My brewed coffee (came with my meal).

Tapsilog (well, almost), P100. Brown rice takes the place of sinangag (fried rice).

Spaghetti al Pesto with wheat bread, P125.

Mango Juice, P40.

Mango Cheesecake, P60.

My son loves the Mango Cheesecake.

My boy holding the candies given by the Circles Café owner.

As we eat, this is what we see outside. Nice view! I love trees.

This is Circles Cafe from outside.

QC Memorial Circle.

Fun time for my son at the playground.

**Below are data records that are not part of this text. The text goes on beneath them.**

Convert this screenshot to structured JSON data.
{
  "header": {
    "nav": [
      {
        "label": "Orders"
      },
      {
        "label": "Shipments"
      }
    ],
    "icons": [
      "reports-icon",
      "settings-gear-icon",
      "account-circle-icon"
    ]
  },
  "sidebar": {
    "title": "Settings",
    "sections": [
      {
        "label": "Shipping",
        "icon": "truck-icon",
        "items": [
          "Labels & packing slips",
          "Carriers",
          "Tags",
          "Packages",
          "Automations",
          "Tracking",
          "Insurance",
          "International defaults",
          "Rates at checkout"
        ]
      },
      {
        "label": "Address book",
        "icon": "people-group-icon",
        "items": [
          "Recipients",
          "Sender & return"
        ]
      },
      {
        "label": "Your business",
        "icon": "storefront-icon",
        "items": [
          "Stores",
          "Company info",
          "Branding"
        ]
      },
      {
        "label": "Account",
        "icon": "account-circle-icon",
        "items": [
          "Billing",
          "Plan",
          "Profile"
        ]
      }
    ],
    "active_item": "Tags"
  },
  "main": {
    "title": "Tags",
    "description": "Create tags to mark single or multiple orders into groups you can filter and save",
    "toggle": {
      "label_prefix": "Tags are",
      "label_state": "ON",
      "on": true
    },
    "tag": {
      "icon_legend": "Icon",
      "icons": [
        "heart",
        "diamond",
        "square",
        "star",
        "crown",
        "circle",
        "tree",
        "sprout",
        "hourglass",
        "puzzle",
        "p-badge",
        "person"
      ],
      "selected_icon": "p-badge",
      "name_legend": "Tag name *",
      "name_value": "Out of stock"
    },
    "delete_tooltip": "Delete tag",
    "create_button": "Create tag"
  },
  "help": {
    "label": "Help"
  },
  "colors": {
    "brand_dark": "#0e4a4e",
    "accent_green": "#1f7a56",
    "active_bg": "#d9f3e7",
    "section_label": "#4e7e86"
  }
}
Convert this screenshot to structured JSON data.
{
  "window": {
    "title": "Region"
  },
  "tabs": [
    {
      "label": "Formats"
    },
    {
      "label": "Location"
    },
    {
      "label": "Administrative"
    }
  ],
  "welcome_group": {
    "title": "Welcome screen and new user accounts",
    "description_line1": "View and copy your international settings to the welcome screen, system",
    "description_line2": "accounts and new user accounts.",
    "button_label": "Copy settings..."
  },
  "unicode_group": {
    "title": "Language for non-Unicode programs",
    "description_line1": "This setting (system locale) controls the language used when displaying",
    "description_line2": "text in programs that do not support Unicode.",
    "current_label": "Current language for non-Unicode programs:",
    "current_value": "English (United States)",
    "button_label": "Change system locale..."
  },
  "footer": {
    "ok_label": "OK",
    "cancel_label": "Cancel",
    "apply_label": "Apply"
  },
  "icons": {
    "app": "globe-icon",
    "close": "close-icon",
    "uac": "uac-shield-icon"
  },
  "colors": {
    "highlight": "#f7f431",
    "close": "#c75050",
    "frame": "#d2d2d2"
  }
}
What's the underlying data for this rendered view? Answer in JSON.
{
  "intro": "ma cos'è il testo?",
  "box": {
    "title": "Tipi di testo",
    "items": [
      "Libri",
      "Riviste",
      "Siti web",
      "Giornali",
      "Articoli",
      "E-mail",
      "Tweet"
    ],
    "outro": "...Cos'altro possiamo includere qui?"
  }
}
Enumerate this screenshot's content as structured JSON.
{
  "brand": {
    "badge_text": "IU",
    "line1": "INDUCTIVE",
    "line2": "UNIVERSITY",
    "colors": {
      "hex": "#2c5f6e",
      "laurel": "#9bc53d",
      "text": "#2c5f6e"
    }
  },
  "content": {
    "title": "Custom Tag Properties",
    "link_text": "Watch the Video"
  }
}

It was a work and play Saturday for me and my youngest child. It was palengke day once again and I had to get our organic veggies for the week at the QC Memorial Circle, so I decided to have some fun whilst doing the chore. Fun, my son had (me too!), as I let him romp to his heart's content at the playground before picking up our veggies. This was, however, after we had a nice merienda at Circles Cafe, a quaint coffeehouse tucked into the bowels of the QC Memorial Circle. This side of the Circle was unfamiliar to me till we ate at Serye some two weeks ago. 'Twas good choosing to dine at Serye, it turned out, 'coz I discovered this side of the park, which is quieter than the playground side, where we'd gone picnicking a few times already. It was a major plus that there, too was a row of small eateries and coffee shops here that appealed to me because they looked cozy and quiet inside. Outside these establishments was even more appealing to me because there's a lot more greenery here than in the other side - more trees, more grass and more seats and tables where I imagined I would be reading a book while sipping coffee one day soon. But on this particular day, since I had a small guy with me, I could not, of course, just sit under a tree and read a book. I had to let him play and in exchange, he let me choose where we eat instead of at Jollibee or McDonalds, which are his usual choices. So, Circles Cafe, it was for the both of us. Looking at it from the outside, I thought it  was a "cute" coffeehouse and that it was cool and comfy there as it offered al fresco dining. At the entrance, there's this menu on a tarpaulin and the picture of pesto pasta appealed to my son. Inside, as I ran through the menu, I overheard the woman (I learned later that her name is Tess Garcolitos and that she's the owner of this cafe) telling another customer that their bestseller was the Vigan Longganisa and Lucban Longganisa meals. However, this was after I have ordered the Beef Tapa meal. Rowan, of course, went for the Spaghetti al Pesto. Minutes later, after having spoonfuls of my order, I realized it was wrong for me to say "Tapsilog" when I gave my order because what I was served was not sinangag (fried rice) but brown rice. I read the tarpaulin menu inside and yes, brown rice indeed it was. It was somewhat disappointing but I wasn't gonna fret, of course. After all, I was hungry and anyway, the tapa (beef) was good - well-seasoned and tender and I was happy with it. I asked my boy how his pesto was and he answered on the positive. However, as he went "deeper" into his food, he started tasting something "burnt' and refused to finish his pasta. Being the mom, I finished it for him, of course, and discovered that the "burnt" taste came from toasted garlic bits. This made me review my pesto recipe in my mind as I thought it didn't include garlic (Once I got home, I asked my daughter if she puts garlic in her pesto sauce and she said yes, only she doesn't saute or fry it, she just put it with the rest of ingredients in the blender). In truth, I liked the pesto here at Circles Cafe and  welcomed the nice twist that the toasted garlic offered, but you know how kids are. For dessert, the little guy and I shared a slice of Mango Cheesecake, which was good! My son liked it very much. As I paid for our food, I asked the woman who looked like the owner of the cafe if she was it indeed and she said "yes", and that the man who was there also serving customers was her hubby. She said that they opened Circles Cafe November last year. She asked my son if he liked his pasta but it was me who answered that he did, but not till he tasted the toasted garlic. Tess then asked the cook if she put toasted garlic in the pesto and when the woman affirmed she did, her boss told her not to put garlic next time if a child is ordering. Tess then apologized to my son, then, handed him some candies and Ben 10 stickers. My boy was delighted! Well, isn't that good service?. And yes, good food, too.